  • TRUST YOURSELF: Listen to that little voice that sometimes says “something’s wrong”. “I don’t like this”.  “I’m not comfortable”. Some call this intuition, some call it a sixth sense, some call it common sense…Try not to put yourself or your family in places that harm has a higher chance of occurring. Telling our kids no can be tough, but as a parent, it’s our job. 
  • KNOW SOMETHING: Know how to be your own first responder. Get certified in CPR & First Aid. Learn about CERT (Community Emergency Response Team). Learn the proper use, storage and maintenance of a class A, B, C fire extinguisher. In times of true disaster, you increase your odds of survival and you minimize the impact of that disaster on your family and neighbors by being trained in the basics of first aid and knowing CPR. Communities, who prepare together, survive together.
The events that ripped through Aurora Colorado have left a community dazed and wounded. There is no explanation that will make sense of it, but the one thing I challenge myself to do and I present this challenge to you is to learn from it. Do not let the lives that we lost and the blood that spilled be for not. Let each tear drop that has been shed be a seed of hope that this will never happen again, but let it also be a reminder that we must be prepared to help our neighbor, our family…help ourselves. 

Monday, July 16, 2012

The Great Shake Out is coming...are you registered for 2012?

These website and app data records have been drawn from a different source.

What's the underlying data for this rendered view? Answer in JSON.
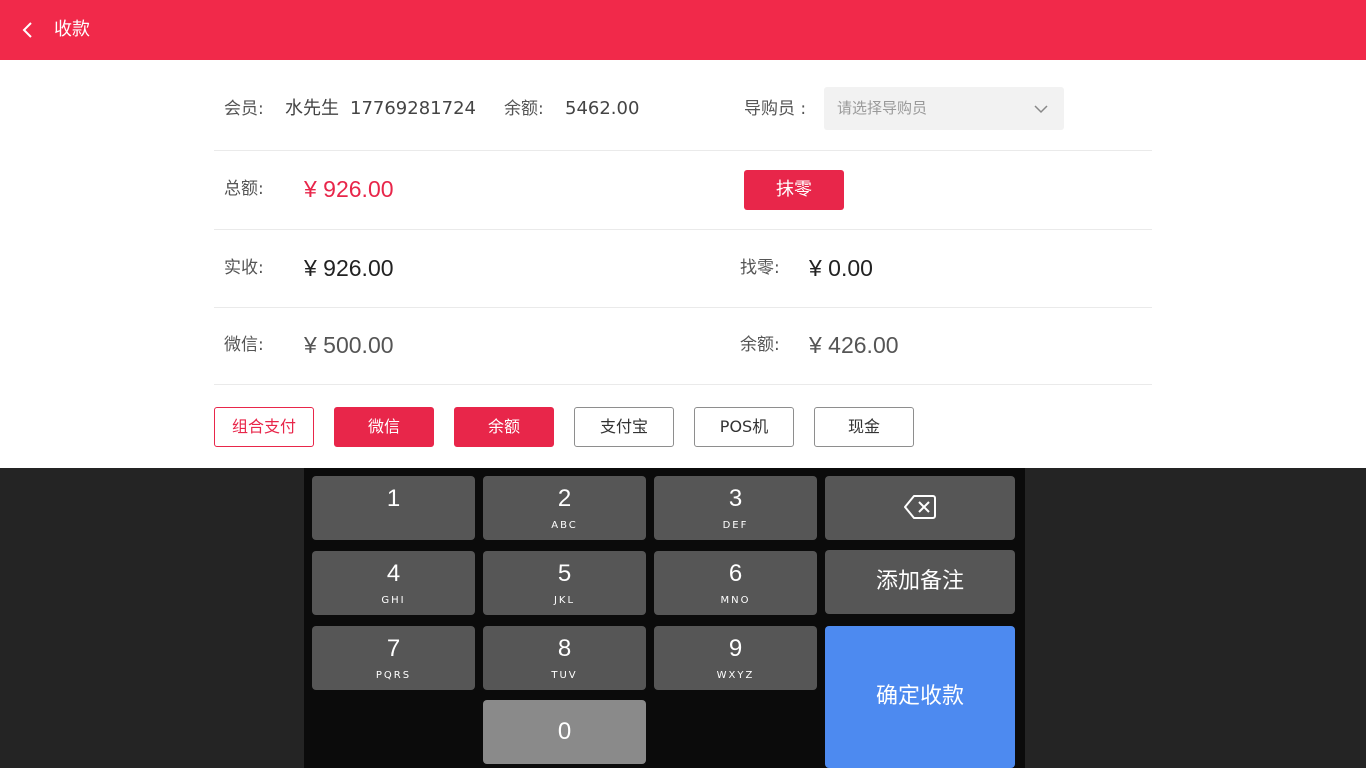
{
  "header": {
    "title": "收款",
    "back_icon": "chevron-left-icon"
  },
  "member": {
    "label": "会员:",
    "name": "水先生",
    "phone": "17769281724",
    "balance_label": "余额:",
    "balance_value": "5462.00"
  },
  "guide": {
    "label": "导购员 :",
    "placeholder": "请选择导购员",
    "icon": "chevron-down-icon"
  },
  "total": {
    "label": "总额:",
    "value": "¥ 926.00",
    "round_off_button": "抹零"
  },
  "received": {
    "label": "实收:",
    "value": "¥ 926.00",
    "change_label": "找零:",
    "change_value": "¥ 0.00"
  },
  "split": {
    "wechat_label": "微信:",
    "wechat_value": "¥ 500.00",
    "balance_label": "余额:",
    "balance_value": "¥ 426.00"
  },
  "payment_methods": [
    {
      "label": "组合支付",
      "state": "outline-active"
    },
    {
      "label": "微信",
      "state": "selected"
    },
    {
      "label": "余额",
      "state": "selected"
    },
    {
      "label": "支付宝",
      "state": "normal"
    },
    {
      "label": "POS机",
      "state": "normal"
    },
    {
      "label": "现金",
      "state": "normal"
    }
  ],
  "keypad": {
    "keys": [
      {
        "digit": "1",
        "letters": ""
      },
      {
        "digit": "2",
        "letters": "ABC"
      },
      {
        "digit": "3",
        "letters": "DEF"
      },
      {
        "digit": "4",
        "letters": "GHI"
      },
      {
        "digit": "5",
        "letters": "JKL"
      },
      {
        "digit": "6",
        "letters": "MNO"
      },
      {
        "digit": "7",
        "letters": "PQRS"
      },
      {
        "digit": "8",
        "letters": "TUV"
      },
      {
        "digit": "9",
        "letters": "WXYZ"
      },
      {
        "digit": "0",
        "letters": ""
      }
    ],
    "backspace_icon": "backspace-icon",
    "add_note": "添加备注",
    "confirm": "确定收款"
  },
  "colors": {
    "brand_red": "#F1294A",
    "accent_red": "#E8264A",
    "confirm_blue": "#4D8AF0",
    "key_grey": "#565656",
    "keypad_bg": "#0B0B0B"
  }
}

Hello Friends...I have been away for a bit, but I am back and more excited about helping my family, neighbors, friends and community get prepared in case of disaster. Something that I have learned since my last post is that the simple act of a check up with your doctor or clinic may be as profound as any disaster preparedness tips you can learn. In January of this year, I learned that I had prostate cancer. This was detected through a routine check up (kind of like the routine check up I blog about we should do twice a year with our homes, jobs and family and our "GO BAGS", escape routes and disaster supplies)
Routine check ups often find small problems and can be fixed before they become huge issues. I am happy to share that as a result of my check up, my health issue has been treated and at this point, looks to be in good places. With that being said, if you feel as though getting your home and family disaster prepared is too big of a task, then I challenge you to treat this task like any other overwhelming task..."do it one day at a time"..."baby steps". As long as you go forward, you are making progress.
Check out this web site and do something nice for your family and community...get prepared.